India’s struggling power distribution companies (known as discoms) could be forced to compensate consumers for unscheduled power cuts that last more than two hours under a policy measure proposed this weekend by Delhi’s chief minister.

The minister, Arvind Kejriwal (pictured), said over the weekend that the policy “will be implemented soon”.

Delhi’s peak power demand hit a record-breaking 6188 MW on Friday, prompting blackouts lasting up to six hours – including a blackout during a speech by national energy minister Piyush Goyal outlining initiatives aimed at boosting the nation’s power supply.

According to Indian media reports, the demand peak was the highest since Delhi’s power distribution system was privatized in 2002, with the previous record set at 5846 MW in June 2015.

Delhi’s minister for power Satyendra Jain said on Friday that while there was enough power capacity available to deal with peak loads of up to 7 GW, the blackouts were due to the discoms’ inadequate maintenance of the power supply system.

“When power distribution was privatized, it was claimed that the electricity supply system will improve and bring in more money, which is clearly not happening,” Jain was quoted as saying.
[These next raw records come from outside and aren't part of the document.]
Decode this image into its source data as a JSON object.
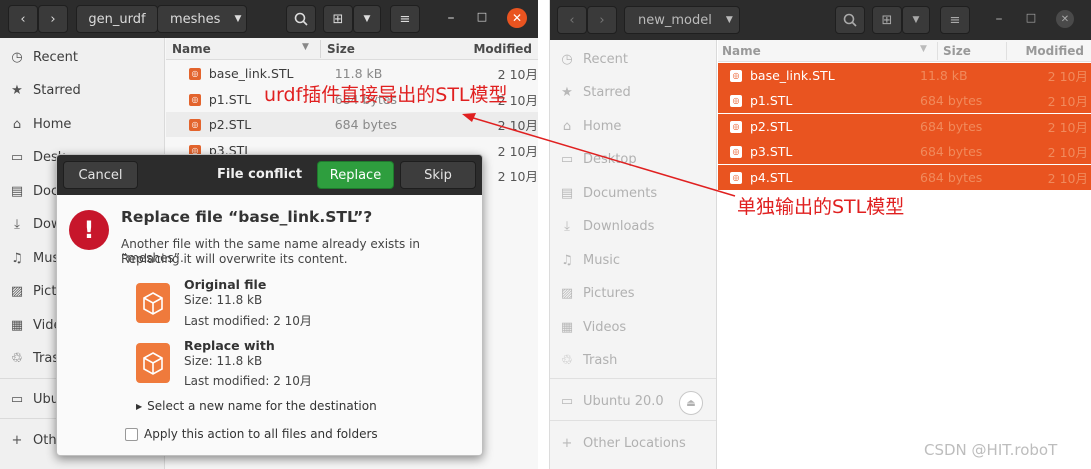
{
  "left_window": {
    "breadcrumbs": [
      "gen_urdf",
      "meshes"
    ],
    "sidebar": [
      {
        "label": "Recent",
        "icon": "clock-icon"
      },
      {
        "label": "Starred",
        "icon": "star-icon"
      },
      {
        "label": "Home",
        "icon": "home-icon"
      },
      {
        "label": "Desk",
        "icon": "desktop-icon"
      },
      {
        "label": "Doc",
        "icon": "document-icon"
      },
      {
        "label": "Dow",
        "icon": "download-icon"
      },
      {
        "label": "Mus",
        "icon": "music-icon"
      },
      {
        "label": "Pict",
        "icon": "picture-icon"
      },
      {
        "label": "Vide",
        "icon": "video-icon"
      },
      {
        "label": "Tras",
        "icon": "trash-icon"
      },
      {
        "label": "Ubu",
        "icon": "drive-icon"
      },
      {
        "label": "Othe",
        "icon": "plus-icon"
      }
    ],
    "columns": {
      "name": "Name",
      "size": "Size",
      "modified": "Modified"
    },
    "files": [
      {
        "name": "base_link.STL",
        "size": "11.8 kB",
        "modified": "2 10月"
      },
      {
        "name": "p1.STL",
        "size": "684 bytes",
        "modified": "2 10月"
      },
      {
        "name": "p2.STL",
        "size": "684 bytes",
        "modified": "2 10月"
      },
      {
        "name": "p3.STL",
        "size": "",
        "modified": "2 10月"
      },
      {
        "name": "",
        "size": "",
        "modified": "2 10月"
      }
    ]
  },
  "dialog": {
    "cancel": "Cancel",
    "title": "File conflict",
    "replace": "Replace",
    "skip": "Skip",
    "heading": "Replace file “base_link.STL”?",
    "description_line1": "Another file with the same name already exists in “meshes”.",
    "description_line2": "Replacing it will overwrite its content.",
    "original": {
      "title": "Original file",
      "size": "Size: 11.8 kB",
      "modified": "Last modified: 2 10月"
    },
    "replacement": {
      "title": "Replace with",
      "size": "Size: 11.8 kB",
      "modified": "Last modified: 2 10月"
    },
    "new_name_expander": "Select a new name for the destination",
    "apply_all": "Apply this action to all files and folders"
  },
  "right_window": {
    "breadcrumb": "new_model",
    "sidebar": [
      {
        "label": "Recent",
        "icon": "clock-icon"
      },
      {
        "label": "Starred",
        "icon": "star-icon"
      },
      {
        "label": "Home",
        "icon": "home-icon"
      },
      {
        "label": "Desktop",
        "icon": "desktop-icon"
      },
      {
        "label": "Documents",
        "icon": "document-icon"
      },
      {
        "label": "Downloads",
        "icon": "download-icon"
      },
      {
        "label": "Music",
        "icon": "music-icon"
      },
      {
        "label": "Pictures",
        "icon": "picture-icon"
      },
      {
        "label": "Videos",
        "icon": "video-icon"
      },
      {
        "label": "Trash",
        "icon": "trash-icon"
      },
      {
        "label": "Ubuntu 20.0",
        "icon": "drive-icon"
      },
      {
        "label": "Other Locations",
        "icon": "plus-icon"
      }
    ],
    "columns": {
      "name": "Name",
      "size": "Size",
      "modified": "Modified"
    },
    "files": [
      {
        "name": "base_link.STL",
        "size": "11.8 kB",
        "modified": "2 10月"
      },
      {
        "name": "p1.STL",
        "size": "684 bytes",
        "modified": "2 10月"
      },
      {
        "name": "p2.STL",
        "size": "684 bytes",
        "modified": "2 10月"
      },
      {
        "name": "p3.STL",
        "size": "684 bytes",
        "modified": "2 10月"
      },
      {
        "name": "p4.STL",
        "size": "684 bytes",
        "modified": "2 10月"
      }
    ]
  },
  "annotations": {
    "urdf_export": "urdf插件直接导出的STL模型",
    "single_export": "单独输出的STL模型",
    "watermark": "CSDN @HIT.roboT"
  },
  "colors": {
    "headerbar": "#2c2c2c",
    "selection": "#e95420",
    "replace_button": "#2e9e3e",
    "dialog_icon": "#c7162b",
    "annotation": "#e02020"
  }
}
He blamed the discoms for not investing enough in their delivery systems, saying “Where is all the money going?”

According to reports, power outages in areas of South Delhi were due to problems with two transformers and an overloaded circuit.

Kejriwal has called a meeting with the heads of the discoms for Tuesday.